The news of Jones’ impending USADA ban brings up many thoughts and leaves a wake of different angles to explore. From the impact to Jones’ own legacy and the legacy of his rivalry with Cormier to the future of the UFC, there is a lot to unpack here.
Following is my best attempt to address the wake of perhaps the biggest scandal in MMA history:
Jon Jones is still the greatest Light Heavyweight of all-time
As someone who considers Barry Bonds to be the greatest hitter in the history of baseball and Ben Johnson as the rightful 100 meter winner at the 1988 Seoul Olympics, I would be hypocritical to not still consider Jon Jones to be the greatest Light Heavyweight in MMA history.
Yes, Jones cheated and tainted his legacy in the minds of many in the process. At the same time, PED use is not new to the UFC and it is a safe bet to assume many of the legends in the sport were saved by a lack of USADA testing during their careers.
That doubt and the prevelant culture of PED use in the sport saves Jones’ legacy. While it is a disappointment such a dominant force felt the need to tarnish an unblemished career, Jones’ performances in the Octagon stand up.
Daniel Cormier’s legacy now takes a massive leap
Right behind Jones in the hierachy of the greatest Light Heavyweight fighters in MMA history is Daniel Cormier. Jon Jones’ biggest rival earned respect in two close losses and now Cormier receives a further boost with the news of PED use before the rematch at UFC 213.
Those who already backed Cormier in the epic rivalry between the two will now point to Jones’ win as a tainted one. Fairly so as Jones had already blown the first scheduled rematch with a prior suspension before this fallout.
This makes the debate between the two far more interesting than if Jones ended their feud with a 2-0 record over his closest foe to knocking him off his unbeatable perch.
With Jones now presumably out of the UFC picture for the rest of Cormier’s prime, the window is now open for a beloved fighter to end his career on the top of the mountain. The rest of the division was already a notch below both Cormier and Jones and now it looks as if Cormier is in line for a proper title reign to ride off into the sunset.

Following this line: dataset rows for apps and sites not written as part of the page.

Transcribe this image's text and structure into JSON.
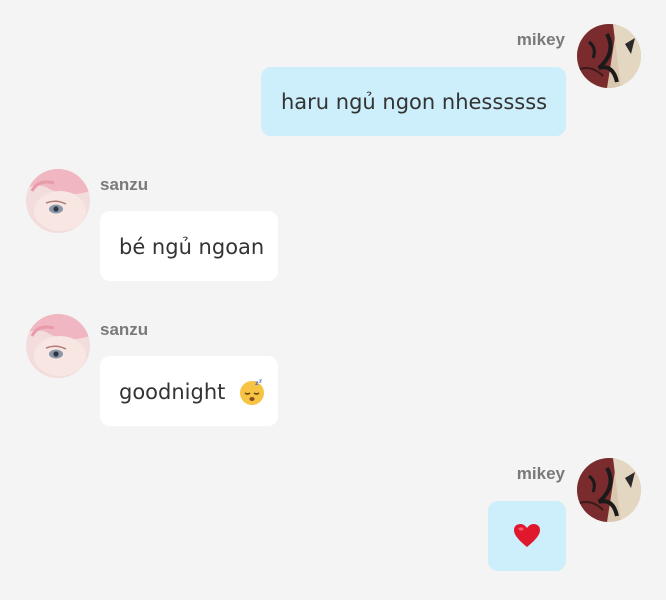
{
  "messages": [
    {
      "sender": "mikey",
      "text": "haru ngủ ngon nhessssss"
    },
    {
      "sender": "sanzu",
      "text": "bé ngủ ngoan"
    },
    {
      "sender": "sanzu",
      "text": "goodnight"
    },
    {
      "sender": "mikey",
      "text": ""
    }
  ],
  "icons": {
    "sleep_emoji": "sleeping-face-icon",
    "heart_emoji": "red-heart-icon"
  },
  "colors": {
    "background": "#f4f4f4",
    "mine_bubble": "#cdeefb",
    "theirs_bubble": "#ffffff",
    "name_text": "#7a7a7a",
    "heart": "#e0182d"
  }
}
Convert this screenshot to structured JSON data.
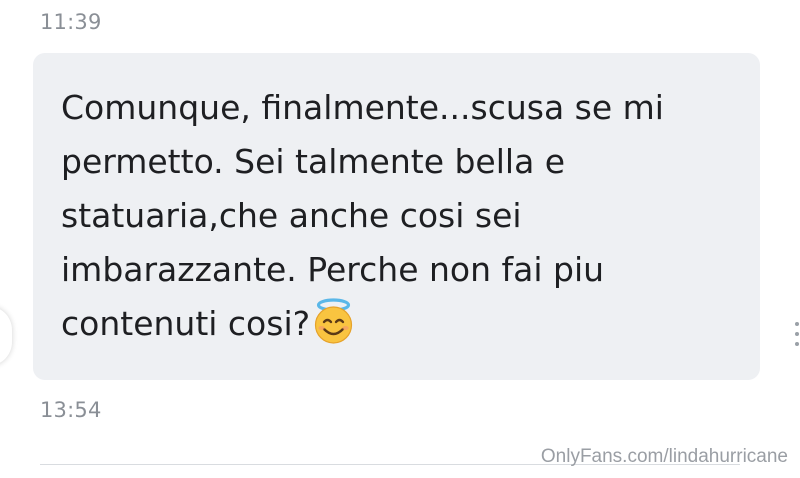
{
  "chat": {
    "timestamp_top": "11:39",
    "timestamp_bottom": "13:54",
    "message": {
      "lines": [
        "Comunque, finalmente...scusa se mi",
        "permetto. Sei talmente bella e",
        "statuaria,che anche cosi sei",
        "imbarazzante. Perche non fai piu",
        "contenuti cosi?"
      ],
      "emoji": "smiling-face-with-halo"
    }
  },
  "watermark": "OnlyFans.com/lindahurricane"
}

Cormier may never get his holy grail and beat Jones in the Octagon. The chance to match and perhaps surpass Jones’ as a Light Heavyweight champion is the consolation prize and Cormier should make his own case now that his hated rival is back on the shelf for good.
Dana White is screwed with no Lesnar-Jones or Jones-Cormier III on the table
Past the impact of Jones’ failed test on his own legacy is the impact his suspension has on the UFC’s future plans once Dana White turns his focus from the Mayweather-McGregor circus back to his own promotion.
A second USADA suspension will put Jones away from competition for a considerable amount of time. An amount of time that poses a serious risk to Dana White’s two biggest money fights for Jones.
Both Brock Lesnar and Cormier are in the tailend of their careers and a two plus year ban for Jones might kill any chance of both fights. The build towards a fight with Lesnar particularly is in question with the 40-year-old Lesnar running out of time to fight Jones.
White wants the UFC to touch boxing’s potential for blockbuster PPV events, especially after a 2017 spent in the mix of a Floyd Mayweather fight build. Now without his biggest talent, White is under the spotlight to finally develop stars out of his roster.
Expect White to convince McGregor to return to the Octagon and build towards a third McGregor-Diaz bout. Without Jon Jones, it is the only PPV megafight on the table.
After that, White will need to come up with ideas if the UFC is going to see any forward growth in buy rates.